As demonstrated by Donzel, whose appetite for teaching (even unbeknownst to him) resonates with his peers given that his leadership was borne of mutualistic understanding. He is still learning. He is still a student—just like them, and vows to never stop being a student. That is the pillar upon which his bold attempt to facilitate a learning opportunity rests. Leadership is not subpoenaed by destiny, but rather a close juxtaposition of teacher and learner, inclined by parity to enjoy the process itself, of understanding another’s opponent. Of course, in this model, it is incumbent that the chess player assumes the opponent as a mentor and thereby a worthy adversary deserving of meticulous preparation.

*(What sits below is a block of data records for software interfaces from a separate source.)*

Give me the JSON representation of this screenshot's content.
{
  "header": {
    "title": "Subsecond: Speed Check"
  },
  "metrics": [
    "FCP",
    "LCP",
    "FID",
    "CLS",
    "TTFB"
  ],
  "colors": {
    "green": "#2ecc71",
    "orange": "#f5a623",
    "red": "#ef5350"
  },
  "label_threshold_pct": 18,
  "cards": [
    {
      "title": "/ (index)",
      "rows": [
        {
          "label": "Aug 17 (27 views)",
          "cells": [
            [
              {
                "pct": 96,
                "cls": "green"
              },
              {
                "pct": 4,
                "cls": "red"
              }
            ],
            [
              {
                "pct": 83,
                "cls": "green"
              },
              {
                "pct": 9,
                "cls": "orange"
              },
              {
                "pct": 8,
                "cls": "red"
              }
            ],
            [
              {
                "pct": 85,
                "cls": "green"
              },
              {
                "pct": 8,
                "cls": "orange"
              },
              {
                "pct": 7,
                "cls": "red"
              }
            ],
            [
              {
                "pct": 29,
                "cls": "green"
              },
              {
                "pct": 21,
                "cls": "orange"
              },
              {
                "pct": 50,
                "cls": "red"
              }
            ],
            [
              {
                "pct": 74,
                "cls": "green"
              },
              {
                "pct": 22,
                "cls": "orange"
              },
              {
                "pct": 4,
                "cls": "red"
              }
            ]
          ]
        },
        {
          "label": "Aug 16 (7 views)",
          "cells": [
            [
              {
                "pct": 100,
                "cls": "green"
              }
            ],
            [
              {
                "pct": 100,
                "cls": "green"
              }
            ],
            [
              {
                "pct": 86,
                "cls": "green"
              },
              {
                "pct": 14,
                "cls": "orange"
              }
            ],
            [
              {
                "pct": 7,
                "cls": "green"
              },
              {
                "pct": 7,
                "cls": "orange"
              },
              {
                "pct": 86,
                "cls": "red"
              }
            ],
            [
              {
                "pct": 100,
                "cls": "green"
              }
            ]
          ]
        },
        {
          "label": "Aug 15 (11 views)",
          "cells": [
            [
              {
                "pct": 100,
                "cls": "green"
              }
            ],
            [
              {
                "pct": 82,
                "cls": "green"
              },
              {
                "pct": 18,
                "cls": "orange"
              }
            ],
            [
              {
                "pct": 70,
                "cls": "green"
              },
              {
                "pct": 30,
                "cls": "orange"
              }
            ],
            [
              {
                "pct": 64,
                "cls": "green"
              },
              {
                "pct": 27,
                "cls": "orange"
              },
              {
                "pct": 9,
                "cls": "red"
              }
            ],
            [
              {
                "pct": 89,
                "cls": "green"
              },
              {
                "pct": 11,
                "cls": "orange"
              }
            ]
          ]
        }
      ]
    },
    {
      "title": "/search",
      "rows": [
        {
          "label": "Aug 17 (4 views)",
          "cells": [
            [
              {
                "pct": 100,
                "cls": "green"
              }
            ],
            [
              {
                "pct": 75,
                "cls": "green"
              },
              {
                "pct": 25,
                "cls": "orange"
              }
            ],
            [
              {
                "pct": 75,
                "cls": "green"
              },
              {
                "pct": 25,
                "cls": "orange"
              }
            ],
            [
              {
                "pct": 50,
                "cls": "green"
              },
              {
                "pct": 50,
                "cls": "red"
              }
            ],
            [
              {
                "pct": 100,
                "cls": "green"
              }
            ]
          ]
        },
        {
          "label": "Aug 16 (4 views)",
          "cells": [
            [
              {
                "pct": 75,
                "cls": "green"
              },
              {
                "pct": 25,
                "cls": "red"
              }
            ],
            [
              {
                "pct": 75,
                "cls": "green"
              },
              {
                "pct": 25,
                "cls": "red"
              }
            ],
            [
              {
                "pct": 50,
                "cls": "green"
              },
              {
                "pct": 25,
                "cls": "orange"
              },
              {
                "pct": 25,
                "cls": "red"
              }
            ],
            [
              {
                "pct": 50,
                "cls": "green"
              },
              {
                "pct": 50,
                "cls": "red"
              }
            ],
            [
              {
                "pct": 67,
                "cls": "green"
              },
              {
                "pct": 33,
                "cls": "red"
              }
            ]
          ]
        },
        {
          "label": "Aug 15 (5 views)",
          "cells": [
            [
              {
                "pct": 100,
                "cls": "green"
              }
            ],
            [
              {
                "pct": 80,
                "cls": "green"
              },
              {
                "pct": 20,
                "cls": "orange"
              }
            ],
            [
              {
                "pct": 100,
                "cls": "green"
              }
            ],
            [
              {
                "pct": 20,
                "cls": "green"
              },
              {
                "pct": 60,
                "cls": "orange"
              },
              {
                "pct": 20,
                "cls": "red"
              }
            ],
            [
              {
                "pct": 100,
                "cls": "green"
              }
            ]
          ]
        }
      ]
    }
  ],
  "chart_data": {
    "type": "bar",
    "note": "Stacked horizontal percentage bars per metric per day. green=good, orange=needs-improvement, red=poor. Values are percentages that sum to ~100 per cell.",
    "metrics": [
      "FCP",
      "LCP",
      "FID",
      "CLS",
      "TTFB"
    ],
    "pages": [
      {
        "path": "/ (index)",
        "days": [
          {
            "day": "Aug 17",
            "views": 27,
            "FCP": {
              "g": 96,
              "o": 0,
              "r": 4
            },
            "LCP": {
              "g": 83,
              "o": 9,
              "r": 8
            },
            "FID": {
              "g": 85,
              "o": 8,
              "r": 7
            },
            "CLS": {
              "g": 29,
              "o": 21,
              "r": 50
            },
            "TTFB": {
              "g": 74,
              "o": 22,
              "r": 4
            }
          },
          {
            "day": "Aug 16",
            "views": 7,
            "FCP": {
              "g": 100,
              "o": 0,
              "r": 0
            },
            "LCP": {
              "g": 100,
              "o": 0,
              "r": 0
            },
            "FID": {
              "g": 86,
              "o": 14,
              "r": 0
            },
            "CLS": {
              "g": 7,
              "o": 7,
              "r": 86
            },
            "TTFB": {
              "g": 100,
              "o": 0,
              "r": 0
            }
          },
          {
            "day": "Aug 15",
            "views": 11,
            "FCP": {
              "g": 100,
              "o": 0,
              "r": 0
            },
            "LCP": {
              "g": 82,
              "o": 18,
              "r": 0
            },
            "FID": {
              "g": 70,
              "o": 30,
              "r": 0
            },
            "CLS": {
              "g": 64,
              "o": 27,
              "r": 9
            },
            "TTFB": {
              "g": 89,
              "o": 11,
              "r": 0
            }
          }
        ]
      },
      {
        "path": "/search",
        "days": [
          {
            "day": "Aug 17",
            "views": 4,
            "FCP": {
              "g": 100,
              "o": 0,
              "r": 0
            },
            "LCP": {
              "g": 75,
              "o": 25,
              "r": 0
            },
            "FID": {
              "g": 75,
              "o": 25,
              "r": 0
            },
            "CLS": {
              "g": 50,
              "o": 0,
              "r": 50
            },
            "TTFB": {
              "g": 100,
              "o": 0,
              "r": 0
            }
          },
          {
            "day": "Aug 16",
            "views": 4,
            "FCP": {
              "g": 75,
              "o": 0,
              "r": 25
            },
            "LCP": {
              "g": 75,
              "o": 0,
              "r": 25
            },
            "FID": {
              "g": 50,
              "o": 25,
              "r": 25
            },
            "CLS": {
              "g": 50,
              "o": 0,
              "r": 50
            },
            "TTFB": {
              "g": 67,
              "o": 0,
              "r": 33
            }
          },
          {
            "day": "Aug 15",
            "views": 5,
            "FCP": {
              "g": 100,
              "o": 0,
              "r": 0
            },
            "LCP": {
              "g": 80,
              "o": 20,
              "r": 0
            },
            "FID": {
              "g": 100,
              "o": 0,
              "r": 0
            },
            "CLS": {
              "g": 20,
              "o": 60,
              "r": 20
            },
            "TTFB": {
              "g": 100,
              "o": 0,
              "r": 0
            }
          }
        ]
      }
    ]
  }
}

The disparities in educational opportunities can be redressed. The underlying question is, what is the purpose of education? To endorse the economic model of subservience or to subvert hegemony by encouraging creative action and igniting agency. The former often amounts to a purpose far below the lofty expectations arranged for students from wealthier whiter areas of San Francisco. In those communities after school chess is an expectation that does not need to be validated through test scores or retroactive attendance strips. However, student leadership (no less potent as that of adults) is rendered dormant through paternalistic expectations. It will only come to the light of curricular norm when we channel the perspectives of the very students we’ve written off as disposable, rather than emerging leaders. Inoculating these leaders in academic vectors, requires more than a promise to protect them through security guards and stringent class schedules, but rather, a space like after school chess, in which electrified curiosities can cast light over the grim shadow of shallow purpose.
Written By: Adisa Banjoko and Arash Daneshzadeh
Adisa Banjoko is Founder of the Hip-Hop Chess Federation. Arash Daneshzadeh is Director of Education Programs at Hip-Hop Chess Federation and a Doctoral Candidate in Educational Leadership at the University of California, Davis. For more information visit www.hiphopchess.com or follow @hiphopchess on Snapchat.